“It’s meant to be a ‘gentle’ dig at California almond farmers, Milkadamia CEO Jim Richards tells Quartz. He characterizes these farmers—much to their chagrin—as being dependent on irrigating water from aquifers … In less than two years Milkadamia has expanded its US footprint to more than 5,000 retail locations and will be sold in Walmart in January, Richards says.”

Facebooktwittergoogle_plusredditpinterestlinkedinmail

Ruby Chocolate: Neither Bitter, Milky nor Sweet

The Wall Street Journal: “Barry Callebaut Group … has produced a type of chocolate extracted from the Ruby cocoa bean, resulting in a chocolate that is reddish, a hue usually associated with lipstick, not chocolate … The company described the taste as ‘not bitter, milky or sweet, but a tension between berry-fruitiness and luscious smoothness.’ No berries, berry flavor or colors are added, it said.”

Facebooktwittergoogle_plusredditpinterestlinkedinmail

The Future of Toys: Dual Play

The Wall Street Journal: “Digital offerings aren’t threatening to wipe out physical toys anytime soon. Kids ‘are still reading books, still using Legos, people are making a place for physical toys,’ said Judy Ishayik, owner of Mary Arnold Toys, an independent toy shop in Manhattan. But, she said, ‘there’s more dual play,’ where physical toys are paired with a digital component. She pointed to Crayola, owned by Hallmark Cards Inc., which rolled out an app that turns coloring-book creations into animated online representations. Hasbro Inc.’s Love2Learn Elmo app provides children with a way of interacting verbally with their Elmo dolls.”

“Play on touch-screen devices outranks all other kinds of play in frequency—including with blocks, board games and puzzles—according to a 2014 survey by New York research firm Michael Cohen Group of 350 parents with children age 12 and under.”

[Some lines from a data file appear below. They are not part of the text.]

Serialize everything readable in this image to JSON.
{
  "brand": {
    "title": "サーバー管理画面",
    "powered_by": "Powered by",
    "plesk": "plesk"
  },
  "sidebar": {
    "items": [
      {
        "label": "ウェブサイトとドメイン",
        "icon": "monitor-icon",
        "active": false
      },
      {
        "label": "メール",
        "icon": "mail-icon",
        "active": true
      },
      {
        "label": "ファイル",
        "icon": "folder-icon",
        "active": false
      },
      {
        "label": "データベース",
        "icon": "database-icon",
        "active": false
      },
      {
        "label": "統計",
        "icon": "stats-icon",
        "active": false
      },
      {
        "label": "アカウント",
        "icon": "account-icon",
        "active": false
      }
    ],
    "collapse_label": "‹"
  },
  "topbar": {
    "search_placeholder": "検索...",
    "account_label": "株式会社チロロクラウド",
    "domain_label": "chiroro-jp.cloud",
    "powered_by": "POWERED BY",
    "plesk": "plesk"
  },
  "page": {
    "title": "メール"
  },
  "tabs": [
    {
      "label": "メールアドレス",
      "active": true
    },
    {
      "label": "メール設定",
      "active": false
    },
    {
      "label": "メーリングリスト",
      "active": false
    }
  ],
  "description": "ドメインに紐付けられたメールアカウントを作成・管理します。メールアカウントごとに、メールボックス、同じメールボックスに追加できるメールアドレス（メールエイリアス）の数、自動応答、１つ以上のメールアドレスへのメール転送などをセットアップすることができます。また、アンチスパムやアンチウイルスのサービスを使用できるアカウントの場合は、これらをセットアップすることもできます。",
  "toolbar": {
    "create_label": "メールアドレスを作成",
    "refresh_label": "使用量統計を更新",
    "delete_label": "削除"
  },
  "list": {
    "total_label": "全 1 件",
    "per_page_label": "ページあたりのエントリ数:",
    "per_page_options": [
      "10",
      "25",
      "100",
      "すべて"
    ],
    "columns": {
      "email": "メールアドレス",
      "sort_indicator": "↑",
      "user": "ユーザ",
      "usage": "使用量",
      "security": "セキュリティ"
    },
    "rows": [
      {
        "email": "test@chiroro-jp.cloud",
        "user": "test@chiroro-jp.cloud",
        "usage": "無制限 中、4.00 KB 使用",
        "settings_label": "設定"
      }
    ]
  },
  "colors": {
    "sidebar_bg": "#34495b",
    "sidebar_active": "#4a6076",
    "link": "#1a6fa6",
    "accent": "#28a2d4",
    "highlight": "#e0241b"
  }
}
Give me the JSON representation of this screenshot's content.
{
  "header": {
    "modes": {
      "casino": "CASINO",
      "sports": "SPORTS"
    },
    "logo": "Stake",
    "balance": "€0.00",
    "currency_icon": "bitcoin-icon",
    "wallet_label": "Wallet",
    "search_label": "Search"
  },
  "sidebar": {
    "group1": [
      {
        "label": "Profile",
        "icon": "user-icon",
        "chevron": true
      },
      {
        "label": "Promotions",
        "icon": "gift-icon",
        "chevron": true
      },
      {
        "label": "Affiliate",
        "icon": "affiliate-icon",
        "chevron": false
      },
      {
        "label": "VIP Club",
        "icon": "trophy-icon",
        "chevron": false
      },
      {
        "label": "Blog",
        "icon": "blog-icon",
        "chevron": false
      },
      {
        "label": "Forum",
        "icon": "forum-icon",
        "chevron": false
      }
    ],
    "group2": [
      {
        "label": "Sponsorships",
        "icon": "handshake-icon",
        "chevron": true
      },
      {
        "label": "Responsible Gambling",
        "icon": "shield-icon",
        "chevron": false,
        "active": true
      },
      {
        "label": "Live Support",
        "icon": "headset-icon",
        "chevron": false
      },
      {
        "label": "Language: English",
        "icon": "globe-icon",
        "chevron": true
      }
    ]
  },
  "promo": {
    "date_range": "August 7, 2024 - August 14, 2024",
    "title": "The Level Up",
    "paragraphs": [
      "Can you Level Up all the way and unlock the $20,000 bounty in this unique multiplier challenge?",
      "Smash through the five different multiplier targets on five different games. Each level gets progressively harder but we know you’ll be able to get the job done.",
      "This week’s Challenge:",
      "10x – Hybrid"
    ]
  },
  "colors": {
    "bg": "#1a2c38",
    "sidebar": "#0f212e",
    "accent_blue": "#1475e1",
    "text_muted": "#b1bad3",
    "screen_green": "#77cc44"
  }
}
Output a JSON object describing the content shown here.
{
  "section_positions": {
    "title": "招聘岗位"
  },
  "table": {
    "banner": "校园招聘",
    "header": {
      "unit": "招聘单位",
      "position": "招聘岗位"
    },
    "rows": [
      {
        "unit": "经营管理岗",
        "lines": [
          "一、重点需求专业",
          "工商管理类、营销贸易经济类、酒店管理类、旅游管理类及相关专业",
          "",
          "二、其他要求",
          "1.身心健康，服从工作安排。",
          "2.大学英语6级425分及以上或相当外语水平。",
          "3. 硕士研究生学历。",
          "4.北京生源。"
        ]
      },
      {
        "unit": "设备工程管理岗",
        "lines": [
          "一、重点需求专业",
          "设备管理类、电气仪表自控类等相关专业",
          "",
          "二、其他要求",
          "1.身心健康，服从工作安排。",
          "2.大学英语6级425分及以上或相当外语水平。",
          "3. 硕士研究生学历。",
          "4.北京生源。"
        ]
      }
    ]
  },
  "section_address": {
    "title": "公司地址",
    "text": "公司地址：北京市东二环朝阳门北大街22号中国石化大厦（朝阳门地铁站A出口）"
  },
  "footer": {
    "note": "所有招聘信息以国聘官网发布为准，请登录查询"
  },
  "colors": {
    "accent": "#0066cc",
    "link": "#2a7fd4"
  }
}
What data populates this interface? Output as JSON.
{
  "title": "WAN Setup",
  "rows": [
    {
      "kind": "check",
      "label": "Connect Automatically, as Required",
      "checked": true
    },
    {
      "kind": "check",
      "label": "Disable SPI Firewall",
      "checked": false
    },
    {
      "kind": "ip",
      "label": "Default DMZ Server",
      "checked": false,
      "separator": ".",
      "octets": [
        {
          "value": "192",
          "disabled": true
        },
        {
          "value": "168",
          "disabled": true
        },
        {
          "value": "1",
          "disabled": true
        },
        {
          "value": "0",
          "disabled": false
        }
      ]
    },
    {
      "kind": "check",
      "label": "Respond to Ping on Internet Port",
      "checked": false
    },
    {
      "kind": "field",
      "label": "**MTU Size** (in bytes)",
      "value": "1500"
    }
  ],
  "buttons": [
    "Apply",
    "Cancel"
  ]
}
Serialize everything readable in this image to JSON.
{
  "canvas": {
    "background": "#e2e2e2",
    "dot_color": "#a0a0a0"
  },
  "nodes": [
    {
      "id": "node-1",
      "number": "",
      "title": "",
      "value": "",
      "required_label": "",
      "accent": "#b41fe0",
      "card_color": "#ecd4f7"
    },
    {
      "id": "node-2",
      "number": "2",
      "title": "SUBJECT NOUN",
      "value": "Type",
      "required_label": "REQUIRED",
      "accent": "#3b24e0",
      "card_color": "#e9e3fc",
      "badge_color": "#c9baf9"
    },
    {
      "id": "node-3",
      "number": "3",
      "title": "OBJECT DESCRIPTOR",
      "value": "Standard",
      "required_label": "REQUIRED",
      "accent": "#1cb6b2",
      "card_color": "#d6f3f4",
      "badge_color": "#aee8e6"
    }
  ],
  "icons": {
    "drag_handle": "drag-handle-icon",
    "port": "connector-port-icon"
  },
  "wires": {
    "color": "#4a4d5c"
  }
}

“Some of Lego’s recent woes are because toys tied to movies have underperformed retailers’ and manufacturers’ expectations. Lego products tied to last year’s ‘Star Wars’ movie, ‘Rogue One,’ didn’t generate the same excitement as had the prior installment, ‘The Force Awakens,’ which was the first ‘Star Wars’ movie in a decade … Another big bet that didn’t fully deliver: the company’s second movie based on its toys, called ‘Lego Batman. Toys ‘R’ Us Inc. said toys tied to the movie missed sales goals, even though Lego spent heavily to try to boost interest.”

Facebooktwittergoogle_plusredditpinterestlinkedinmail